Activity
Filter these records by the string "Организация", copying each line that holds it.

Exercise data

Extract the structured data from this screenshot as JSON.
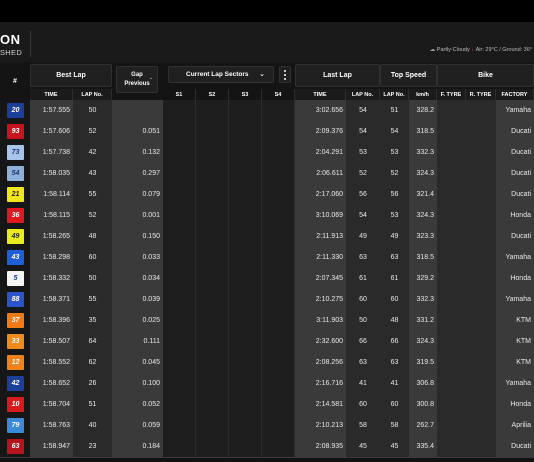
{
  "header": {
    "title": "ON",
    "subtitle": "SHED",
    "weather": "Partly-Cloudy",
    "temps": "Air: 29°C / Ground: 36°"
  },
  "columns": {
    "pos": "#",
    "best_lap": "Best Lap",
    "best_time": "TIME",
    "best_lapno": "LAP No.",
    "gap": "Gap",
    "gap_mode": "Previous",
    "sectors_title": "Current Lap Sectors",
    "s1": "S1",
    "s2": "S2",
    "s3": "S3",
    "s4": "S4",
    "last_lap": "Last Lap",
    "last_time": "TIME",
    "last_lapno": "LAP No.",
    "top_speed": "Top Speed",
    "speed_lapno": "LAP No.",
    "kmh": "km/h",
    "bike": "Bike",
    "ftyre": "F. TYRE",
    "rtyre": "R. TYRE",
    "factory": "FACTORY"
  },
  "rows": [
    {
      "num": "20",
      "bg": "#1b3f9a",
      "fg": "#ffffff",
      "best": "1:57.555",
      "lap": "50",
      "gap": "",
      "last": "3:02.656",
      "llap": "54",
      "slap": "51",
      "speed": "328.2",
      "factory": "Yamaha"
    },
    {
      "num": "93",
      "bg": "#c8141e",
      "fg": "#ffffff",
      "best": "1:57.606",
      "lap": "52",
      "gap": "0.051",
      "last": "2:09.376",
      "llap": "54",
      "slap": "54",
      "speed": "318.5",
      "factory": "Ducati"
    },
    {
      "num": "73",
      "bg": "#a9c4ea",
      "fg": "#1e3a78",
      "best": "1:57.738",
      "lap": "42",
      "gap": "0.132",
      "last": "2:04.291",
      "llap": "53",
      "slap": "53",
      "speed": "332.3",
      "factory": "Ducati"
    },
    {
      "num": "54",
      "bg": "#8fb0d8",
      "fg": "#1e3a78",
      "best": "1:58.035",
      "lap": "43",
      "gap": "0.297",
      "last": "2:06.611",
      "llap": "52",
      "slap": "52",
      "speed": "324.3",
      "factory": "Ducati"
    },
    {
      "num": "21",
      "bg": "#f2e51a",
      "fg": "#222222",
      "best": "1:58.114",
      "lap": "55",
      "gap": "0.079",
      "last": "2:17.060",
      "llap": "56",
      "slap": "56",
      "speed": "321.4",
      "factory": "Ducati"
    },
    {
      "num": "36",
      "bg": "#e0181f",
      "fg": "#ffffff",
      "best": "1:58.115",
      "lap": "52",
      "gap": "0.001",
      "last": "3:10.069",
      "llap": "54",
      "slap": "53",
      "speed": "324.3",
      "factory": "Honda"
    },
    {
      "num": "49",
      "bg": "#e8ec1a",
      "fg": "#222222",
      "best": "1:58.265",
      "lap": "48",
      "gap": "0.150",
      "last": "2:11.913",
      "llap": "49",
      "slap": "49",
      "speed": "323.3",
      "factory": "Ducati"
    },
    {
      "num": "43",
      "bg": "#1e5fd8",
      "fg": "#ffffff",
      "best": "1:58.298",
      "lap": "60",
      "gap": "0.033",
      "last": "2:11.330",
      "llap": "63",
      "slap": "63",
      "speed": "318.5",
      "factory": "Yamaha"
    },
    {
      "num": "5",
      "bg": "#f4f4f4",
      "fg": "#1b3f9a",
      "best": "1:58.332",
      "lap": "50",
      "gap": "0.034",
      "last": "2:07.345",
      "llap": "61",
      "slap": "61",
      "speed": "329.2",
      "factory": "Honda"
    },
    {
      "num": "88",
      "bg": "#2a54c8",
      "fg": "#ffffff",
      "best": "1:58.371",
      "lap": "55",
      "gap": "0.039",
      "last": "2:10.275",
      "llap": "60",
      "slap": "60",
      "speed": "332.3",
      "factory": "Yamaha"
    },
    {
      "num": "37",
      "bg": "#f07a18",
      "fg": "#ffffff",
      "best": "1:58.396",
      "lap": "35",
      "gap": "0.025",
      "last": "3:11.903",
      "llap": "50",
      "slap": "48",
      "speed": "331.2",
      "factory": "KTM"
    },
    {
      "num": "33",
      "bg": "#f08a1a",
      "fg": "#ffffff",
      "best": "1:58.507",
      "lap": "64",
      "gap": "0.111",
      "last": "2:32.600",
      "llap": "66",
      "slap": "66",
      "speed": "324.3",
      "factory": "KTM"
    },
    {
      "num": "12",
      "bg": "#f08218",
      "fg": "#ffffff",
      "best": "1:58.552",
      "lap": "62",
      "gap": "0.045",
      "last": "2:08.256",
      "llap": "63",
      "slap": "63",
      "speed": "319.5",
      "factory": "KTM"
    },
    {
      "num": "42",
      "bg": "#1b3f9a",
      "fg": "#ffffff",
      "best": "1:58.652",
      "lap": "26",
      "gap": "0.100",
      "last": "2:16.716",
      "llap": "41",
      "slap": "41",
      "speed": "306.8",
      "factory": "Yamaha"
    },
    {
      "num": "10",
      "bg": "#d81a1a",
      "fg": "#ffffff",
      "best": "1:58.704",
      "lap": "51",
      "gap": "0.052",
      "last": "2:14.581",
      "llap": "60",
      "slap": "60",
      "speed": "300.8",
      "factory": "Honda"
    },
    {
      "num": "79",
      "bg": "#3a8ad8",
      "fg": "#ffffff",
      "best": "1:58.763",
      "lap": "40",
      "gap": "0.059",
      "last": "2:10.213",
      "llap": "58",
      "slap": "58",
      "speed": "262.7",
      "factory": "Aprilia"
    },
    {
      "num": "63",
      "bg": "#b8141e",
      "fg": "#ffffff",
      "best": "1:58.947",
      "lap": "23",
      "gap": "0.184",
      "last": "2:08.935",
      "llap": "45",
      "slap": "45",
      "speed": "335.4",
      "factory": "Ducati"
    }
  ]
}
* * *
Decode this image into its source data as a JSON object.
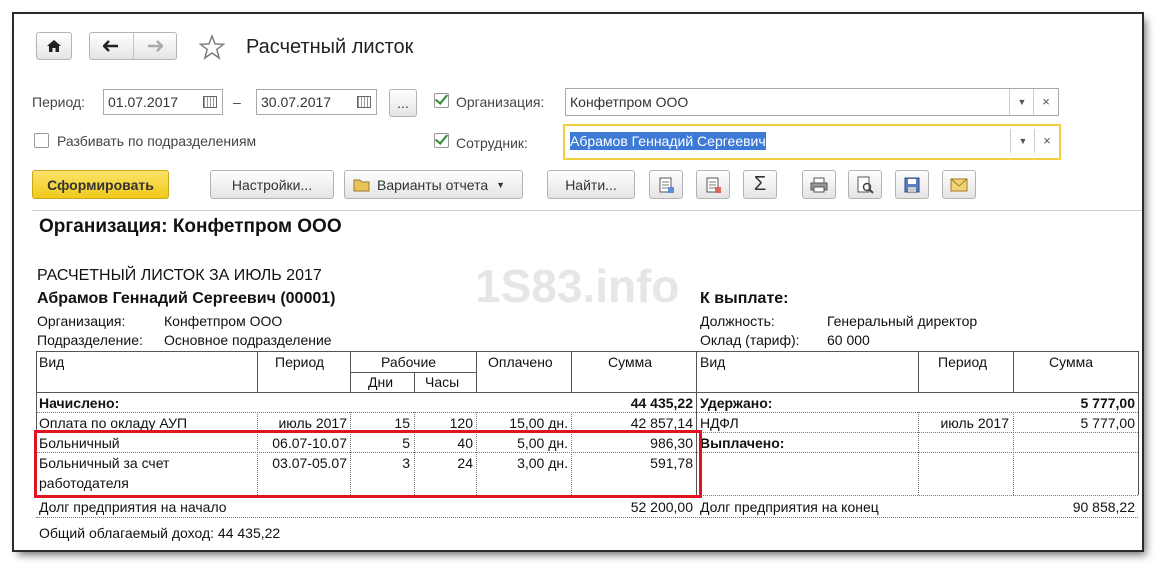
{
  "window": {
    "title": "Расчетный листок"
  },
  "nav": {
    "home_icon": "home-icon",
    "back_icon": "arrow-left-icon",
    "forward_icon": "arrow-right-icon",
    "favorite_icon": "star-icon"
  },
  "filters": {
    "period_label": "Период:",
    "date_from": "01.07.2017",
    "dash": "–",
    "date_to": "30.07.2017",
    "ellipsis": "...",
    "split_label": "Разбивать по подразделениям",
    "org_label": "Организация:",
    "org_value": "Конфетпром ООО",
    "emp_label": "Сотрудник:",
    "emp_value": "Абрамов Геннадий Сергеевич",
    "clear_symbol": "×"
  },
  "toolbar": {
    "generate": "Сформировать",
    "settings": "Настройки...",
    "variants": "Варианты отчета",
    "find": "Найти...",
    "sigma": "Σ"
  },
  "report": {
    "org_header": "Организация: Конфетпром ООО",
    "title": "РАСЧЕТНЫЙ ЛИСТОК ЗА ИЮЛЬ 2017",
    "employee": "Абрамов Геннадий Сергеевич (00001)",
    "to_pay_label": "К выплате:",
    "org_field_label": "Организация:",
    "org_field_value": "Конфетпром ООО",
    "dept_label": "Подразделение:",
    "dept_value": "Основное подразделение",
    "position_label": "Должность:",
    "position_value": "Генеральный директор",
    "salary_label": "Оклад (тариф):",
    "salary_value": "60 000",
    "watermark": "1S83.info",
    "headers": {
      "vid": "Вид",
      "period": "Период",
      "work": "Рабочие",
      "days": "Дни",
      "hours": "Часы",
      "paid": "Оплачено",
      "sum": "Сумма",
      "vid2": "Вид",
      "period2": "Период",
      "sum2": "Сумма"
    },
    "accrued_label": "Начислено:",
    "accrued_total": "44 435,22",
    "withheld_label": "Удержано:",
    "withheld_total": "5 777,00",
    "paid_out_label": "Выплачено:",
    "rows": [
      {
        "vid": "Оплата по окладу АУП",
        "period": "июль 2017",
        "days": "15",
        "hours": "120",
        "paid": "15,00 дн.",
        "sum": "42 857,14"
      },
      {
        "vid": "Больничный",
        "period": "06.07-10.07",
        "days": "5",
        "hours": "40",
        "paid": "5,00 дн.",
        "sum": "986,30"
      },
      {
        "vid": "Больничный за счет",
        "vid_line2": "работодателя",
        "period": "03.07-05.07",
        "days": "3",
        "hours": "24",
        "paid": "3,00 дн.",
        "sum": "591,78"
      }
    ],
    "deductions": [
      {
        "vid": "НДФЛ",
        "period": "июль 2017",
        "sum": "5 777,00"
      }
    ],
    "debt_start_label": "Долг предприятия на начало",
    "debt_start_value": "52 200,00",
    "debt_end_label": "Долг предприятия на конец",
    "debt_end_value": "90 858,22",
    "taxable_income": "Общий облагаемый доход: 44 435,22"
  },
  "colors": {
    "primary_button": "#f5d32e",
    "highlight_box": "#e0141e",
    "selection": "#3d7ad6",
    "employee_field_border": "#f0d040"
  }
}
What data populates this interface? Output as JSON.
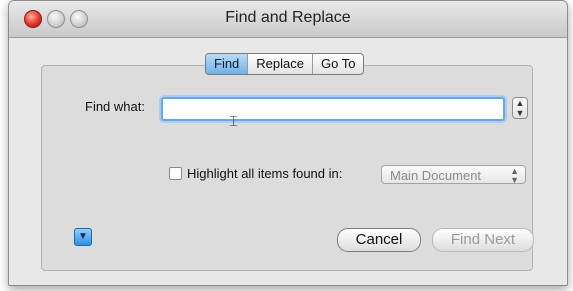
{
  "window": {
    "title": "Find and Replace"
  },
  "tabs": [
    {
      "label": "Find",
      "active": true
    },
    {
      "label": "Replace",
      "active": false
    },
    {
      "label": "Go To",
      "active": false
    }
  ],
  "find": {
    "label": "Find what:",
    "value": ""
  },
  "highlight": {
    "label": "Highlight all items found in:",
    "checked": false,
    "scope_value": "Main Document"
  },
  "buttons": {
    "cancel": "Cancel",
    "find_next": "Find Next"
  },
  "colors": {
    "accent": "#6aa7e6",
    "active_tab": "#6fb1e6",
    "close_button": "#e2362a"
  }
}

Your solution
    "org_label": "Организация:",
    "org_header": "Организация: Конфетпром ООО",
    "org_field_label": "Организация:",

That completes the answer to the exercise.